[Provided data Boundary: Start]

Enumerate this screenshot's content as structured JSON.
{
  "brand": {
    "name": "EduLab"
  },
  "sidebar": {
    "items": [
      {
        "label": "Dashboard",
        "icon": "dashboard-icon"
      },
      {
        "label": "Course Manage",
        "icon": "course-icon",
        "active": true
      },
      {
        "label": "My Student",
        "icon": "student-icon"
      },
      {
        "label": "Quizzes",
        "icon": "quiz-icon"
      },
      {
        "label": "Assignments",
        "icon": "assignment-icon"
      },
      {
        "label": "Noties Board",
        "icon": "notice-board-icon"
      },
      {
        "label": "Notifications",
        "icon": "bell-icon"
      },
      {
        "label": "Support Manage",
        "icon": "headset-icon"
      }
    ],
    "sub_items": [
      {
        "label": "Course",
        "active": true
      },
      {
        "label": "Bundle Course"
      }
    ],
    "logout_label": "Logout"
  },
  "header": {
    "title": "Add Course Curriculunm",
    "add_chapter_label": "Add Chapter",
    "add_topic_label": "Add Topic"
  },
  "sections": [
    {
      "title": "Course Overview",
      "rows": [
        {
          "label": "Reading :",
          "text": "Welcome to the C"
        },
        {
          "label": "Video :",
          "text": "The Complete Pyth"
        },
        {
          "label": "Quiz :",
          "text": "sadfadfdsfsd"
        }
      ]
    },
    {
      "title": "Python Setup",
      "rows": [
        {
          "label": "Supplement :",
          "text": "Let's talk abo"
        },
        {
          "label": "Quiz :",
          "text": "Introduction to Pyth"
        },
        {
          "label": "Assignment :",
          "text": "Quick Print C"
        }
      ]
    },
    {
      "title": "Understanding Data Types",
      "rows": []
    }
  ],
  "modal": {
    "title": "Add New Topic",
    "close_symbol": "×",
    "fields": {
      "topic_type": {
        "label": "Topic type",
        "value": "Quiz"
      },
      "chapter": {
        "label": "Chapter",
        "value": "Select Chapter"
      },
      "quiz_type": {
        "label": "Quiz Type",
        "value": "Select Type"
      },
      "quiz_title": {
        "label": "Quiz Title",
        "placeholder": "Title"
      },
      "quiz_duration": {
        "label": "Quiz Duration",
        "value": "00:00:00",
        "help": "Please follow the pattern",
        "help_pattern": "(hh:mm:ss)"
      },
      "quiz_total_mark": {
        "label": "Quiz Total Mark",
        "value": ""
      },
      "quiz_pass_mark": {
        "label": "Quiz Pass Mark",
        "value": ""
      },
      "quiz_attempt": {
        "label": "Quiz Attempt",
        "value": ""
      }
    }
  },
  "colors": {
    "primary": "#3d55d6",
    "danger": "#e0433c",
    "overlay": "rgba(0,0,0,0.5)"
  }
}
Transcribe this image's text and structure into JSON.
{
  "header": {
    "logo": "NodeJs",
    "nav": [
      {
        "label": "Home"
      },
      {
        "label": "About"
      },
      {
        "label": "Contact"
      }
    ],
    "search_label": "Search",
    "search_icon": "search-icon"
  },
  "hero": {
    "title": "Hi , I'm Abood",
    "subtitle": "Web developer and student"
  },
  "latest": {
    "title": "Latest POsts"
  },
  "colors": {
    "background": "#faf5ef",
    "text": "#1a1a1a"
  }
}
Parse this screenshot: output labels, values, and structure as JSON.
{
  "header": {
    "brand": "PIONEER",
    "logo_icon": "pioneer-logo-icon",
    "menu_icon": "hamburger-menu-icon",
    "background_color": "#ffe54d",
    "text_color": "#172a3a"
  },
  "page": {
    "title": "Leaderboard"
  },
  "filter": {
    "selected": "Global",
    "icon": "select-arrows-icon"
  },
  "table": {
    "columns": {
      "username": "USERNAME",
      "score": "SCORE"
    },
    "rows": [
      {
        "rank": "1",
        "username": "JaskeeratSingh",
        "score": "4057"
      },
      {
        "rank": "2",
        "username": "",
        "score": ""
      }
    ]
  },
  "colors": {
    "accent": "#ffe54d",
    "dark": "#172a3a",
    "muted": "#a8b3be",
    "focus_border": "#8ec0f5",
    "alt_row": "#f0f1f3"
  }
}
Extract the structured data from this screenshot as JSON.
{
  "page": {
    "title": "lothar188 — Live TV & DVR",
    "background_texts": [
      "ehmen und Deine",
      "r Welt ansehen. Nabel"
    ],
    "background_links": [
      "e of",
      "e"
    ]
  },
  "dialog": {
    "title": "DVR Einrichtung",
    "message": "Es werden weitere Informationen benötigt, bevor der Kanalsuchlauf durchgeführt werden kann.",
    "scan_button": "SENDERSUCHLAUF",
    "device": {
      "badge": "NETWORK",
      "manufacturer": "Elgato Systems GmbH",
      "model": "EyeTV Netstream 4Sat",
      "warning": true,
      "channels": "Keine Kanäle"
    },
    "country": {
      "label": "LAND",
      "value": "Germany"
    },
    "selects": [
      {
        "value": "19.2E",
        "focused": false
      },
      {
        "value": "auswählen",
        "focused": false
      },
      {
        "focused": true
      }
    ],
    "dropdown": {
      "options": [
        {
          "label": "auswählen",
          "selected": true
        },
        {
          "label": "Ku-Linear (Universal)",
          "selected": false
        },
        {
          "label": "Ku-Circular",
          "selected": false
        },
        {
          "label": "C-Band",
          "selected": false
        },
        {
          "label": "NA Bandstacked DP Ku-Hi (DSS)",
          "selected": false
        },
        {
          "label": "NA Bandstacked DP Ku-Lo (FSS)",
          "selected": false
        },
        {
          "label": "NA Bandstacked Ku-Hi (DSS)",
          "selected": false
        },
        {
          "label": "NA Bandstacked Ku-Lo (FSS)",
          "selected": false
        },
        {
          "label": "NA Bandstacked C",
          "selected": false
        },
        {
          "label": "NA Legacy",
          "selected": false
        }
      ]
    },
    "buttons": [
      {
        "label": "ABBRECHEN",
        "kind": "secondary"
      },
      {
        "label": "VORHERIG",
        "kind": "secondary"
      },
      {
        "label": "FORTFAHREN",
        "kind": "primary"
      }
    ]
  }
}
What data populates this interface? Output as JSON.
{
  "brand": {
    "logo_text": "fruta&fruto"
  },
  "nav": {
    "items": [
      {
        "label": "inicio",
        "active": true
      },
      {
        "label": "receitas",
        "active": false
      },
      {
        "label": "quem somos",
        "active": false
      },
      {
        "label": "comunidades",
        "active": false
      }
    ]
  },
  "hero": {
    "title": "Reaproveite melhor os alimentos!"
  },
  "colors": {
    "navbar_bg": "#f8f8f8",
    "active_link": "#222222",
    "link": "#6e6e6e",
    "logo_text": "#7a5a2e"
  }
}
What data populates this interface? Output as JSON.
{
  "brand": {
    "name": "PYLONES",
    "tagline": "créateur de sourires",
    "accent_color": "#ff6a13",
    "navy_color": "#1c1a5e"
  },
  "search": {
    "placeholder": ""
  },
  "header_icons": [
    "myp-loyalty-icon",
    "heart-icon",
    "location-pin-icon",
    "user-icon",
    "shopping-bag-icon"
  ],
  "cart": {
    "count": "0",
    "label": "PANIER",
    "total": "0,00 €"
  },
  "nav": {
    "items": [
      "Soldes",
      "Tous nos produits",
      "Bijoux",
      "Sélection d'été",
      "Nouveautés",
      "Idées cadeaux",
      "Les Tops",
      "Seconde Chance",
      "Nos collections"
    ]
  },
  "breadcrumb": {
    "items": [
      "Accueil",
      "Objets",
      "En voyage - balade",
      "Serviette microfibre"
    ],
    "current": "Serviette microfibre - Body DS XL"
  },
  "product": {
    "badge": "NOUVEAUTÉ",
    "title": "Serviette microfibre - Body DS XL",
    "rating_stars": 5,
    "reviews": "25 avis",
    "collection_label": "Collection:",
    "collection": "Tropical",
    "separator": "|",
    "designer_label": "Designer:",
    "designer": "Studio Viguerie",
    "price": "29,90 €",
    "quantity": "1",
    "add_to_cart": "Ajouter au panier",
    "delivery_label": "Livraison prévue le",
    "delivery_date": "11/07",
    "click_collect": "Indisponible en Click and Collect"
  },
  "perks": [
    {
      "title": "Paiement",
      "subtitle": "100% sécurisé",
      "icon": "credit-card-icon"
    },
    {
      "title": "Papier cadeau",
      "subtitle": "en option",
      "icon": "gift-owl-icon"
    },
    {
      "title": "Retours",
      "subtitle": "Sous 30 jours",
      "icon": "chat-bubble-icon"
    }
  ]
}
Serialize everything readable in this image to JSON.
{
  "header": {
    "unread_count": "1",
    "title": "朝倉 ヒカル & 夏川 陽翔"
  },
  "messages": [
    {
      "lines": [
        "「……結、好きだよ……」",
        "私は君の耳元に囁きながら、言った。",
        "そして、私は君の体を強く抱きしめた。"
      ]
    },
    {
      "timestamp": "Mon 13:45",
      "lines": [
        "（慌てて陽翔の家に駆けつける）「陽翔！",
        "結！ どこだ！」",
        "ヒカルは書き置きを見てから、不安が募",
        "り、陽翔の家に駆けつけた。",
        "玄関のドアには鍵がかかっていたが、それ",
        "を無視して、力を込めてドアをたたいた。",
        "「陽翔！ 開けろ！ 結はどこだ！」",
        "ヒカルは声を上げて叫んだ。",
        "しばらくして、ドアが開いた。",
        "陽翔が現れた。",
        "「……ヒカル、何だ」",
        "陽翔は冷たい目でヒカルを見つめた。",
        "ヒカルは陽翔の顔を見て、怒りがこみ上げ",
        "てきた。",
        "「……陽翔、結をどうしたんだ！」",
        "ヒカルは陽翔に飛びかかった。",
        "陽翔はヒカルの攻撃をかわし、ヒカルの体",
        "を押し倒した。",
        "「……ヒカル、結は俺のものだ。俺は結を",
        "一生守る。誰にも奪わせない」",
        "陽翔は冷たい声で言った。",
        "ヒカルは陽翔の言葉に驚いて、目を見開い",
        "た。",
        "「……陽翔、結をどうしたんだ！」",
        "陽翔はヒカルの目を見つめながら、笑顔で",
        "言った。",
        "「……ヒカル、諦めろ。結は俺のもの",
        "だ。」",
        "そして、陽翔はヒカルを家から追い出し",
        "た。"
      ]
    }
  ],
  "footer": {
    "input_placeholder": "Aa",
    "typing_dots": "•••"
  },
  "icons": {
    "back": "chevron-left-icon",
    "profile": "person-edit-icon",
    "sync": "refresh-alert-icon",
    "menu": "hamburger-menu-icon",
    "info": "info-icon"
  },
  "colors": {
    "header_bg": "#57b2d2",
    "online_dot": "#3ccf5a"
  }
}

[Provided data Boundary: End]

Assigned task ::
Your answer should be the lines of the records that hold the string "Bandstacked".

Problem solution ::
          "label": "NA Bandstacked DP Ku-Hi (DSS)",
          "label": "NA Bandstacked DP Ku-Lo (FSS)",
          "label": "NA Bandstacked Ku-Hi (DSS)",
          "label": "NA Bandstacked Ku-Lo (FSS)",
          "label": "NA Bandstacked C",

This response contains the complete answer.